##### Data for analysis

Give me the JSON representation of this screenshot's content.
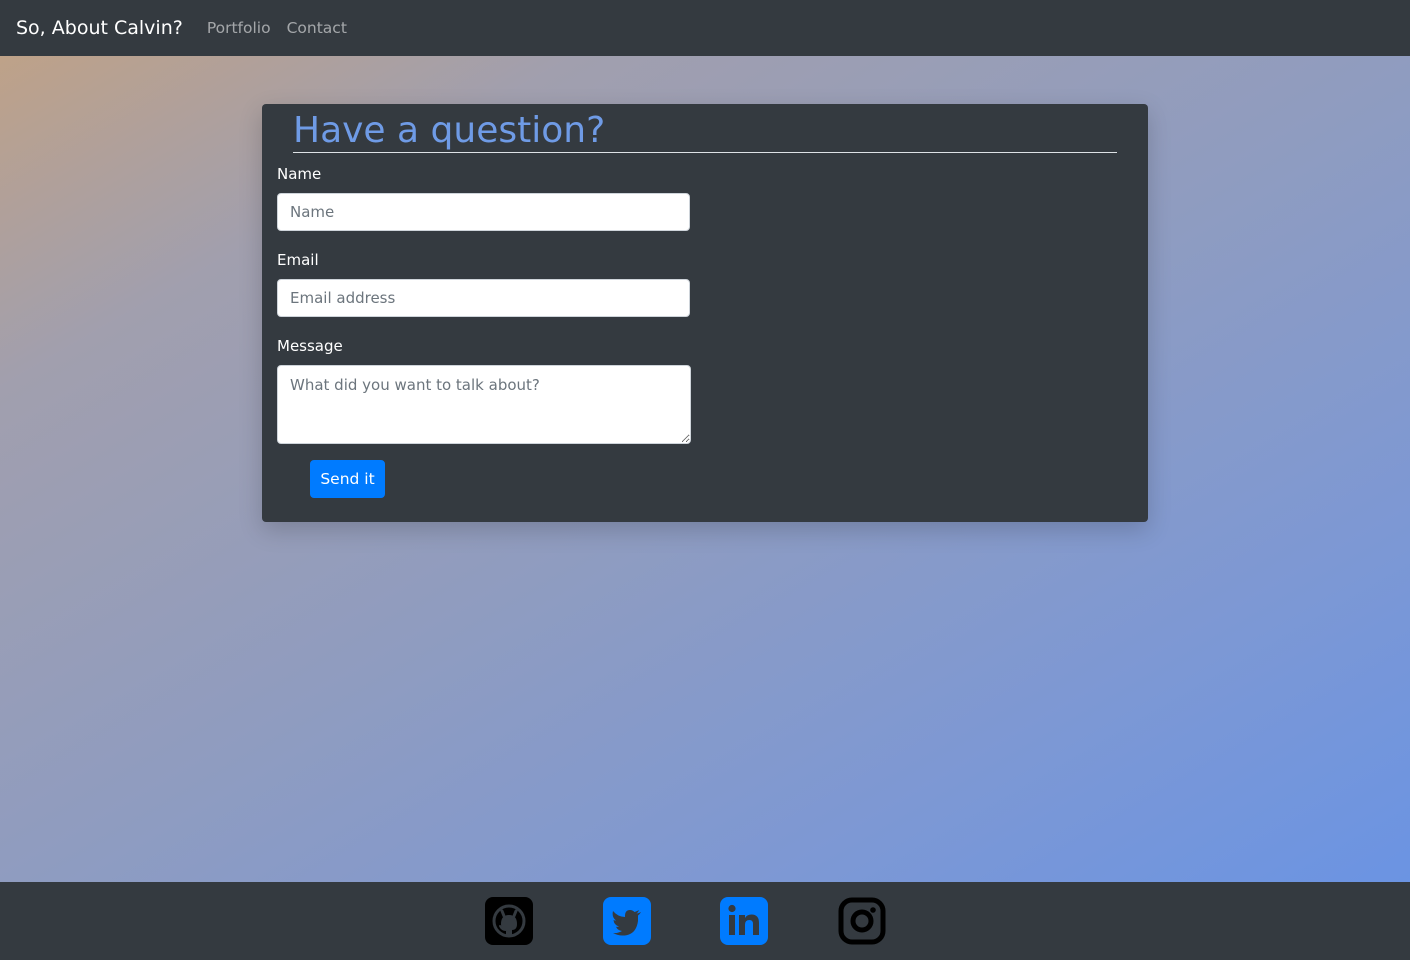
{
  "nav": {
    "brand": "So, About Calvin?",
    "links": [
      {
        "label": "Portfolio"
      },
      {
        "label": "Contact"
      }
    ]
  },
  "form": {
    "title": "Have a question?",
    "name": {
      "label": "Name",
      "placeholder": "Name",
      "value": ""
    },
    "email": {
      "label": "Email",
      "placeholder": "Email address",
      "value": ""
    },
    "message": {
      "label": "Message",
      "placeholder": "What did you want to talk about?",
      "value": ""
    },
    "submit_label": "Send it"
  },
  "footer": {
    "social": [
      {
        "icon": "github-icon",
        "color": "#000000"
      },
      {
        "icon": "twitter-icon",
        "color": "#007bff"
      },
      {
        "icon": "linkedin-icon",
        "color": "#007bff"
      },
      {
        "icon": "instagram-icon",
        "color": "#000000"
      }
    ]
  },
  "colors": {
    "nav_bg": "#343a40",
    "card_bg": "#343a40",
    "title": "#6f9be6",
    "primary": "#007bff"
  }
}
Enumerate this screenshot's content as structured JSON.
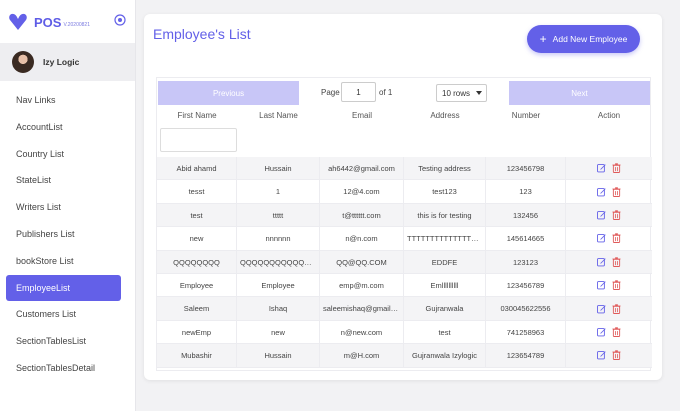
{
  "brand": {
    "name": "POS",
    "version": "V.20200821",
    "logo_color": "#6360e8"
  },
  "user": {
    "name": "Izy Logic"
  },
  "nav": {
    "items": [
      {
        "label": "Nav Links",
        "active": false
      },
      {
        "label": "AccountList",
        "active": false
      },
      {
        "label": "Country List",
        "active": false
      },
      {
        "label": "StateList",
        "active": false
      },
      {
        "label": "Writers List",
        "active": false
      },
      {
        "label": "Publishers List",
        "active": false
      },
      {
        "label": "bookStore List",
        "active": false
      },
      {
        "label": "EmployeeList",
        "active": true
      },
      {
        "label": "Customers List",
        "active": false
      },
      {
        "label": "SectionTablesList",
        "active": false
      },
      {
        "label": "SectionTablesDetail",
        "active": false
      }
    ]
  },
  "page": {
    "title": "Employee's List",
    "add_button_label": "Add New Employee",
    "add_icon": "+"
  },
  "pager": {
    "previous_label": "Previous",
    "next_label": "Next",
    "page_label": "Page",
    "page_value": "1",
    "of_label": "of 1",
    "rows_value": "10 rows"
  },
  "table": {
    "columns": [
      "First Name",
      "Last Name",
      "Email",
      "Address",
      "Number",
      "Action"
    ],
    "rows": [
      [
        "Abid ahamd",
        "Hussain",
        "ah6442@gmail.com",
        "Testing address",
        "123456798"
      ],
      [
        "tesst",
        "1",
        "12@4.com",
        "test123",
        "123"
      ],
      [
        "test",
        "ttttt",
        "t@tttttt.com",
        "this is for testing",
        "132456"
      ],
      [
        "new",
        "nnnnnn",
        "n@n.com",
        "TTTTTTTTTTTTTTTTTTTTTTTT",
        "145614665"
      ],
      [
        "QQQQQQQQ",
        "QQQQQQQQQQQQQQQQQ",
        "QQ@QQ.COM",
        "EDDFE",
        "123123"
      ],
      [
        "Employee",
        "Employee",
        "emp@m.com",
        "Emllllllllll",
        "123456789"
      ],
      [
        "Saleem",
        "Ishaq",
        "saleemishaq@gmail.com",
        "Gujranwala",
        "030045622556"
      ],
      [
        "newEmp",
        "new",
        "n@new.com",
        "test",
        "741258963"
      ],
      [
        "Mubashir",
        "Hussain",
        "m@H.com",
        "Gujranwala Izylogic",
        "123654789"
      ]
    ]
  },
  "colors": {
    "accent": "#6360e8",
    "edit_icon": "#6360e8",
    "delete_icon": "#e05a5a"
  }
}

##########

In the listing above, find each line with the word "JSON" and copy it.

> [Solved problem]:
Give me the JSON representation of this screenshot's content.
Enumerate this screenshot's content as structured JSON.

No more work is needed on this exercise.